Esper, quoted in Task & Purpose last week, said that the supergun could sit in a “gun pit” on the edge of the South China Sea and blast targets as far as 1,150 miles away. According to the Secretary, the gun could destroy Chinese warships and military targets on islands across the South China Sea, destroying air defense sites, radar installations, anti-ship missiles and even air bases. The destruction of these facilities in wartime would allow U.S. air, naval, and ground forces to enter the area and wrestle it away from China.

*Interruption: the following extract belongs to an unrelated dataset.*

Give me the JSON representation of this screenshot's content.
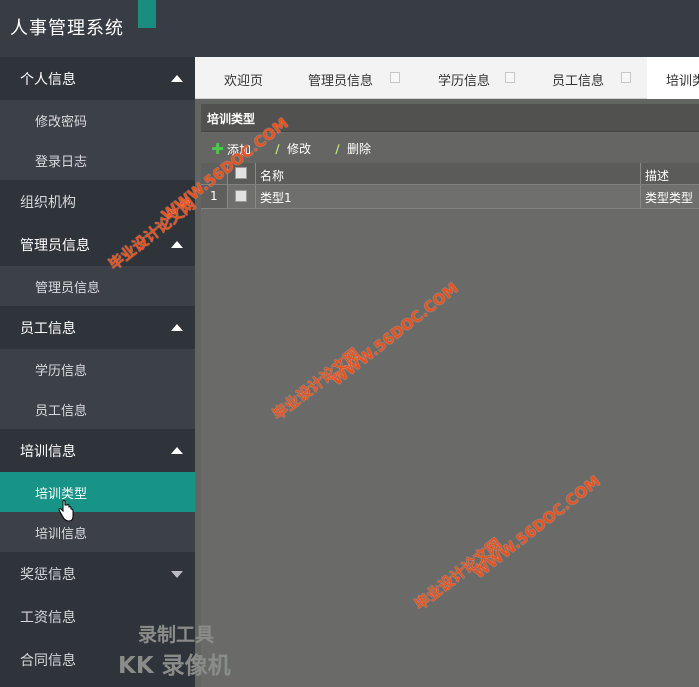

One possible location for the gun? The Philippine archipelago on the eastern edge of the South China Sea, particularly the islands of Palawan and Luzon. In 2016, the U.S. military deployed HIMARS truck-mounted rocket launchers to the Philippines for joint exercises with the Philippine armed forces. A supergun sited on the island could hit Chinese military installations in both the Spratly and Paracel island chains, including air bases on Subi Reef and Fiery Cross Reef. From Palawan the big, big gun could also strike all of Hainan Island, where China’s nuclear ballistic missile submarines are based, and even a small portion of the mainland.

We still know very little about the Army’s new cannon, other than it is portable and is anticipated to have a range of 1,000 nautical miles, or 1,150 miles. We don’t know how it propels projectiles, how often it can fire, and how large the projectiles are. We know it is “portable”, but that is a very relative term. One more hint from Esper’s comments: whatever the gun is, it can hit moving targets, as the Secretary says it can hit ships of the Chinese fleet. Here’s hoping the Army tells us more soon.